*Task brief*. Could you write out the records below exactly as they appear?

================

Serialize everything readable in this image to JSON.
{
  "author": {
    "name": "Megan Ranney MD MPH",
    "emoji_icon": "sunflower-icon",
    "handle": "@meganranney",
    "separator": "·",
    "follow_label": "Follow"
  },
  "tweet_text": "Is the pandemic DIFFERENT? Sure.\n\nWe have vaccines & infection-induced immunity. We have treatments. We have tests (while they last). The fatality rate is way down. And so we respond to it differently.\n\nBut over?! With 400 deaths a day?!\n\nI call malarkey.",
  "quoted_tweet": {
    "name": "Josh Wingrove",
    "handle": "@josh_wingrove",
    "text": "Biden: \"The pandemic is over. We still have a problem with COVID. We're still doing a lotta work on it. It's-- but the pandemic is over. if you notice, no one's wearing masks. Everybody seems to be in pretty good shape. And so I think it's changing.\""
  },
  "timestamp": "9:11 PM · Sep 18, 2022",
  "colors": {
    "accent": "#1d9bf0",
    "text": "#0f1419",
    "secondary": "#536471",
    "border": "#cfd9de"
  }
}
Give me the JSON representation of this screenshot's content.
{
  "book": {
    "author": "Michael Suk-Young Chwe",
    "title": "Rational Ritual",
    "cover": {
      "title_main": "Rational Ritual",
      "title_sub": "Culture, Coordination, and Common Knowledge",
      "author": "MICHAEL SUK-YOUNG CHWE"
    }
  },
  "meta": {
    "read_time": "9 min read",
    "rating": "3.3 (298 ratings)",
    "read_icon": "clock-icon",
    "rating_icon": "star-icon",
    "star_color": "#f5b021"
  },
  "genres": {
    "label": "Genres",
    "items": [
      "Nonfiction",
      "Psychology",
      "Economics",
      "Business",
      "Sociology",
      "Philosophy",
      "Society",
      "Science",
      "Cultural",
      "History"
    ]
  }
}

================

*Response*.
Serialize everything readable in this image to JSON.
{
  "author": {
    "name": "Megan Ranney MD MPH",
    "emoji_icon": "sunflower-icon",
    "handle": "@meganranney",
    "separator": "·",
    "follow_label": "Follow"
  },
  "tweet_text": "Is the pandemic DIFFERENT? Sure.\n\nWe have vaccines & infection-induced immunity. We have treatments. We have tests (while they last). The fatality rate is way down. And so we respond to it differently.\n\nBut over?! With 400 deaths a day?!\n\nI call malarkey.",
  "quoted_tweet": {
    "name": "Josh Wingrove",
    "handle": "@josh_wingrove",
    "text": "Biden: \"The pandemic is over. We still have a problem with COVID. We're still doing a lotta work on it. It's-- but the pandemic is over. if you notice, no one's wearing masks. Everybody seems to be in pretty good shape. And so I think it's changing.\""
  },
  "timestamp": "9:11 PM · Sep 18, 2022",
  "colors": {
    "accent": "#1d9bf0",
    "text": "#0f1419",
    "secondary": "#536471",
    "border": "#cfd9de"
  }
}
Give me the JSON representation of this screenshot's content.
{
  "book": {
    "author": "Michael Suk-Young Chwe",
    "title": "Rational Ritual",
    "cover": {
      "title_main": "Rational Ritual",
      "title_sub": "Culture, Coordination, and Common Knowledge",
      "author": "MICHAEL SUK-YOUNG CHWE"
    }
  },
  "meta": {
    "read_time": "9 min read",
    "rating": "3.3 (298 ratings)",
    "read_icon": "clock-icon",
    "rating_icon": "star-icon",
    "star_color": "#f5b021"
  },
  "genres": {
    "label": "Genres",
    "items": [
      "Nonfiction",
      "Psychology",
      "Economics",
      "Business",
      "Sociology",
      "Philosophy",
      "Society",
      "Science",
      "Cultural",
      "History"
    ]
  }
}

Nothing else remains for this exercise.